“Hills Like White Elephants”: This is really MFA-nerdy of me, but contestants must write a short story consisting entirely of dialogue between one male and one female character. Two famous Broadway actors will perform each story; the guest judge will pick the winner.
The tear-jerker: After months of being cloistered during a show’s filming, reality contestants get starved for outside interaction — there’s always that weepy Survivor episode when loved ones from back home visit the island. What if the writers’ loved ones visit, and the writers have to read the one passage from their manuscript that they’re most uncomfortable about sharing to their loved ones? Especially intense since many writers are driven by unresolved family trauma.
Mini-prizes for the mini-challenge winners: Cash, one-on-one time with famous authors, notes by an experienced editor for the current week’s submission prior to The Workshop, publication in literary magazines, the opportunity to sell a winning short piece as a Kindle Single, etc.
THE BIG PRIZE
What else but a six-figure book deal with whichever publishing house the TV network decides to partner with. Plus publicity from the network’s affiliated national morning show.
Would you ever watch a writing competition on TV? Would it be good or bad for the publishing world?

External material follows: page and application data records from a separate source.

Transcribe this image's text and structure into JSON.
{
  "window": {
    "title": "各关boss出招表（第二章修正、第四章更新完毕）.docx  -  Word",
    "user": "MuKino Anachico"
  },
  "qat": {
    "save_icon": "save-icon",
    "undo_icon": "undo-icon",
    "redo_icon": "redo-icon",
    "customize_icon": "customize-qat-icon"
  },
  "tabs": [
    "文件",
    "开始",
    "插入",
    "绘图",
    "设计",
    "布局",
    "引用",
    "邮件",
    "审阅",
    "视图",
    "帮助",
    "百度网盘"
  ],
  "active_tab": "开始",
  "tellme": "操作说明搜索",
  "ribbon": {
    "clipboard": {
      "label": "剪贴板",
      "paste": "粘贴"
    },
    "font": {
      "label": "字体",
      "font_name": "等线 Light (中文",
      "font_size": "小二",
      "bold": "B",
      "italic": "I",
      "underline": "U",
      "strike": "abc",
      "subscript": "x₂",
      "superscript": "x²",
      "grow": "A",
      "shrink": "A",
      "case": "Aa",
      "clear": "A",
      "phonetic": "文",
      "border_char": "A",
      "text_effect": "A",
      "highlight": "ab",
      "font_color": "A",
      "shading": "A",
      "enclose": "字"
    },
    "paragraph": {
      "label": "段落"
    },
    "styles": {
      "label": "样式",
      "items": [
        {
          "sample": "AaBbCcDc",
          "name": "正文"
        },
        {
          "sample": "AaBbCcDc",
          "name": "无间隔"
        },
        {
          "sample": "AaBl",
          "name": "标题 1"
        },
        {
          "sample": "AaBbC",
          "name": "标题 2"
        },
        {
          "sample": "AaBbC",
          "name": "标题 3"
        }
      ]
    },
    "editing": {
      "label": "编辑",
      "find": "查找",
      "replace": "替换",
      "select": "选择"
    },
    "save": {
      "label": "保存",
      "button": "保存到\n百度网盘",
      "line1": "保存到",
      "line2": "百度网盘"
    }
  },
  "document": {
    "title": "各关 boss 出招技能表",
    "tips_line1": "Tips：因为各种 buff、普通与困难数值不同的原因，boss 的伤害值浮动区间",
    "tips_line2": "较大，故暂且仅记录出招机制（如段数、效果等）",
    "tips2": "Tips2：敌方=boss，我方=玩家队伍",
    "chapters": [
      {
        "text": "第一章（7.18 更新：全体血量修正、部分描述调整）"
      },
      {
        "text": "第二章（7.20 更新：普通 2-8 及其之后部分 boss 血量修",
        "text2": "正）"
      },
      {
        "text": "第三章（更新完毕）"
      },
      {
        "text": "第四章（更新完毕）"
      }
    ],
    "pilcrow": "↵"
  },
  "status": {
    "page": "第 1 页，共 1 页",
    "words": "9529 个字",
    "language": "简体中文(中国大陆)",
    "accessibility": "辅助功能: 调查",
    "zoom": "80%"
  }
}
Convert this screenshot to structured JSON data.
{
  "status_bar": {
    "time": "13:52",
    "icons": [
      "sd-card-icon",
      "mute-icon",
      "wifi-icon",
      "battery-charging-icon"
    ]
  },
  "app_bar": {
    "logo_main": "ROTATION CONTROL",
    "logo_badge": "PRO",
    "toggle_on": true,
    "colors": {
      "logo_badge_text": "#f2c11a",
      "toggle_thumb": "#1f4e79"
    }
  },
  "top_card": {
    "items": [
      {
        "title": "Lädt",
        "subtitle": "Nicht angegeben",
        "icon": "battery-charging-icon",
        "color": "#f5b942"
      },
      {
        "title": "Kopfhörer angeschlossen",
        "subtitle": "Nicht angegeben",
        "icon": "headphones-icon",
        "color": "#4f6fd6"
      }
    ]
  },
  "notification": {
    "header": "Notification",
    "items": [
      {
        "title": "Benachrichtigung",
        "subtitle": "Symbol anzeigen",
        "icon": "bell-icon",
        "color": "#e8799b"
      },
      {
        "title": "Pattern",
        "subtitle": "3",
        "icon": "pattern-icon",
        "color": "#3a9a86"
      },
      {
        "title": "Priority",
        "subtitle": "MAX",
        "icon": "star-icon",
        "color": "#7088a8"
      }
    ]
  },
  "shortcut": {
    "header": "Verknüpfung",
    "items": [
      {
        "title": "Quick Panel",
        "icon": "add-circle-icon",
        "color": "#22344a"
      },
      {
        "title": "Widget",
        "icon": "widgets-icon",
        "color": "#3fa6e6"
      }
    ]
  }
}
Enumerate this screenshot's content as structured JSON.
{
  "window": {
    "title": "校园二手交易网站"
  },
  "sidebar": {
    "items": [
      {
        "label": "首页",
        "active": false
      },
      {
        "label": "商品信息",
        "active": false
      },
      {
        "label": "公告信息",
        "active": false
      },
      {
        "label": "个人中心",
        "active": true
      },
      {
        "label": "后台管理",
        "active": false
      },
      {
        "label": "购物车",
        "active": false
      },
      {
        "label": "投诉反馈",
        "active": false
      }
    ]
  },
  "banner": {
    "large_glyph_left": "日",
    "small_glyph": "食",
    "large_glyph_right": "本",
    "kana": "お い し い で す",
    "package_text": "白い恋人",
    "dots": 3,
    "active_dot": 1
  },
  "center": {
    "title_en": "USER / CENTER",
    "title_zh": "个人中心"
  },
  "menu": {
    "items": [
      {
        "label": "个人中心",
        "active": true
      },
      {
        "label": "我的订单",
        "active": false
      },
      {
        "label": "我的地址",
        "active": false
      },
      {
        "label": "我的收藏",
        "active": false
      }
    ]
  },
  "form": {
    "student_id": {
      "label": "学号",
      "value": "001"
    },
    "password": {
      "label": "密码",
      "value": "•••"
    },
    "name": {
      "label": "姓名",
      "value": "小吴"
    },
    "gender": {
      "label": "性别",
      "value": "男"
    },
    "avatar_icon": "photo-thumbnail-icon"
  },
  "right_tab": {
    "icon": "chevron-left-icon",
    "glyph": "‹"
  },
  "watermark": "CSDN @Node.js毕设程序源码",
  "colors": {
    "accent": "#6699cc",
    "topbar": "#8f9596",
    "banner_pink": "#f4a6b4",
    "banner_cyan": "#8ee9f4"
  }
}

Or should fiction writing and reality television never mix?
A Modest Proposal